Extracted information:

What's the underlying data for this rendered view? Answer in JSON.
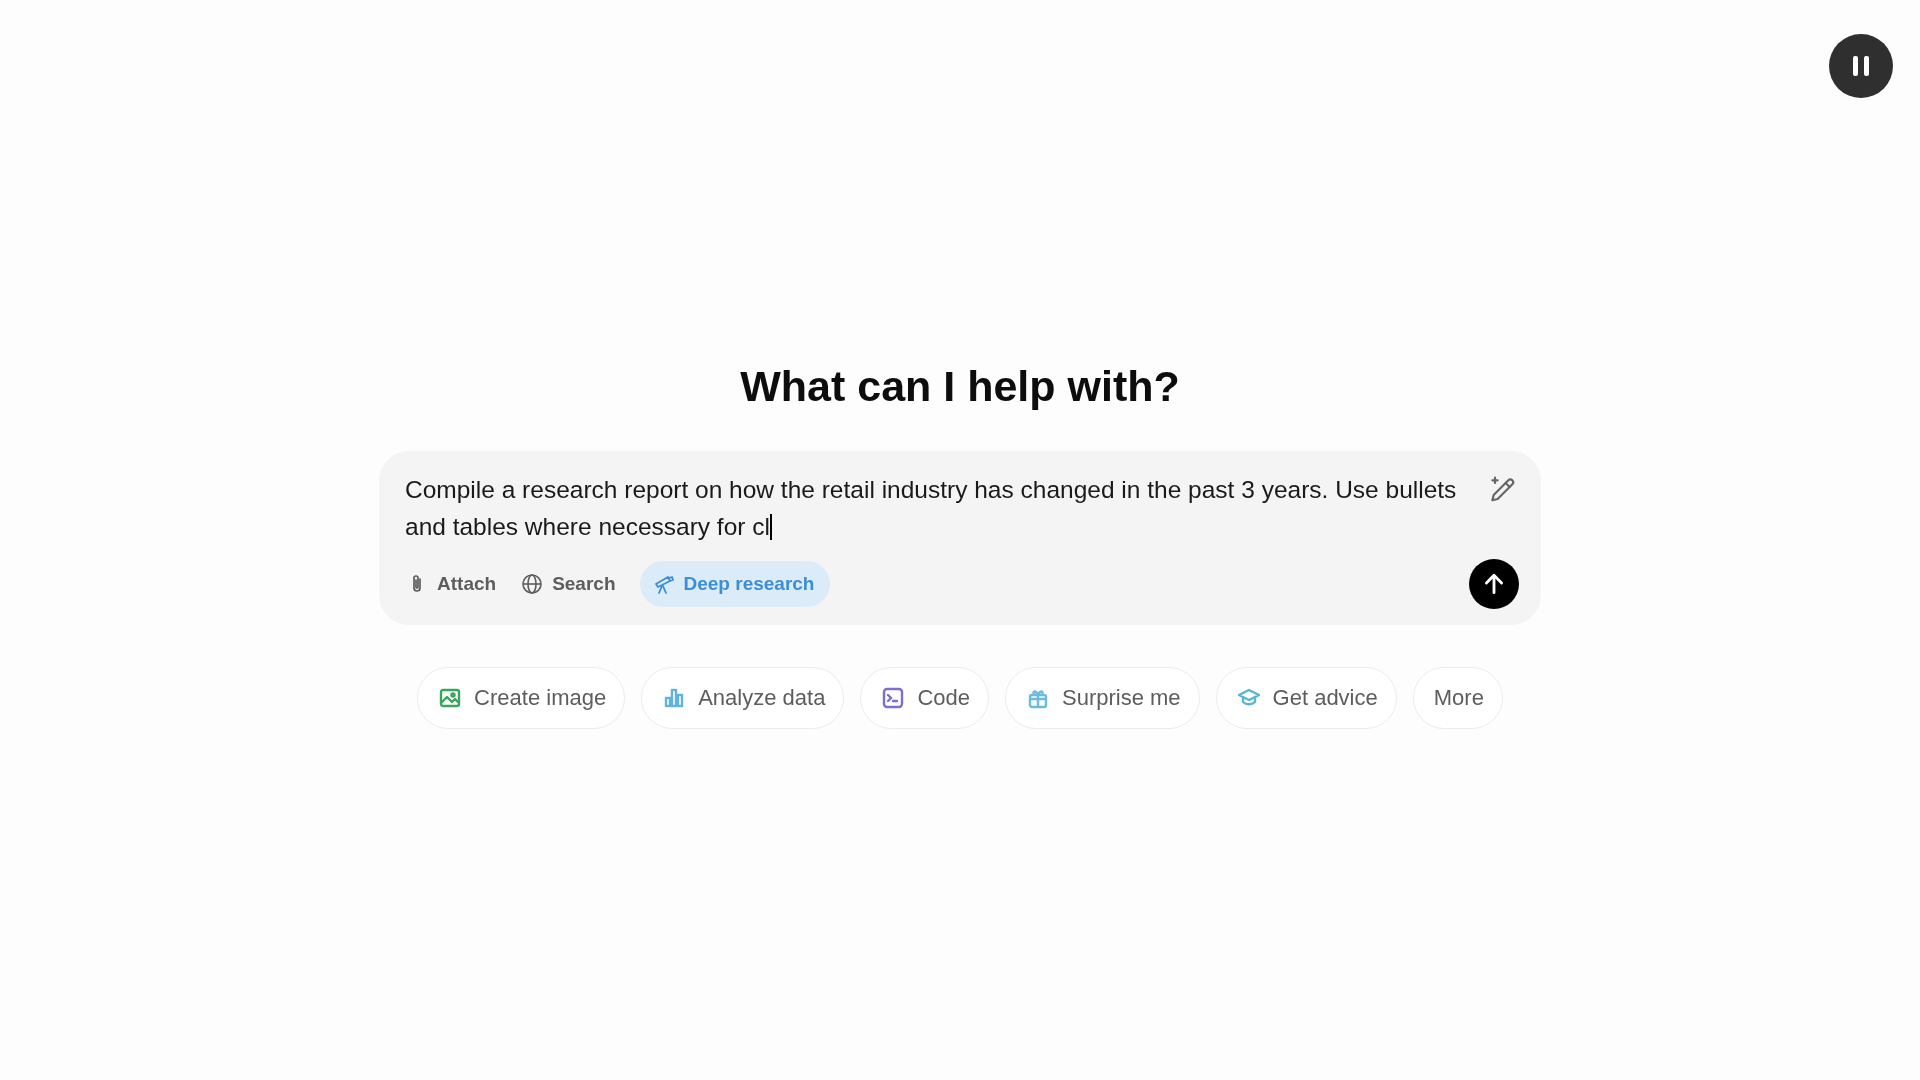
{
  "heading": "What can I help with?",
  "composer": {
    "value": "Compile a research report on how the retail industry has changed in the past 3 years. Use bullets and tables where necessary for cl",
    "tools": [
      {
        "kind": "attach",
        "label": "Attach",
        "selected": false
      },
      {
        "kind": "search",
        "label": "Search",
        "selected": false
      },
      {
        "kind": "research",
        "label": "Deep research",
        "selected": true
      }
    ]
  },
  "suggestions": [
    {
      "kind": "image",
      "label": "Create image",
      "color": "#3aa55c"
    },
    {
      "kind": "chart",
      "label": "Analyze data",
      "color": "#5fb3dc"
    },
    {
      "kind": "code",
      "label": "Code",
      "color": "#7b6fd0"
    },
    {
      "kind": "gift",
      "label": "Surprise me",
      "color": "#6bbbe0"
    },
    {
      "kind": "cap",
      "label": "Get advice",
      "color": "#58b6cf"
    },
    {
      "kind": "more",
      "label": "More"
    }
  ]
}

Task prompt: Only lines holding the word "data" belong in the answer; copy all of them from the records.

Problem solution:
What's the underlying data for this rendered view? Answer in JSON.
      "label": "Analyze data",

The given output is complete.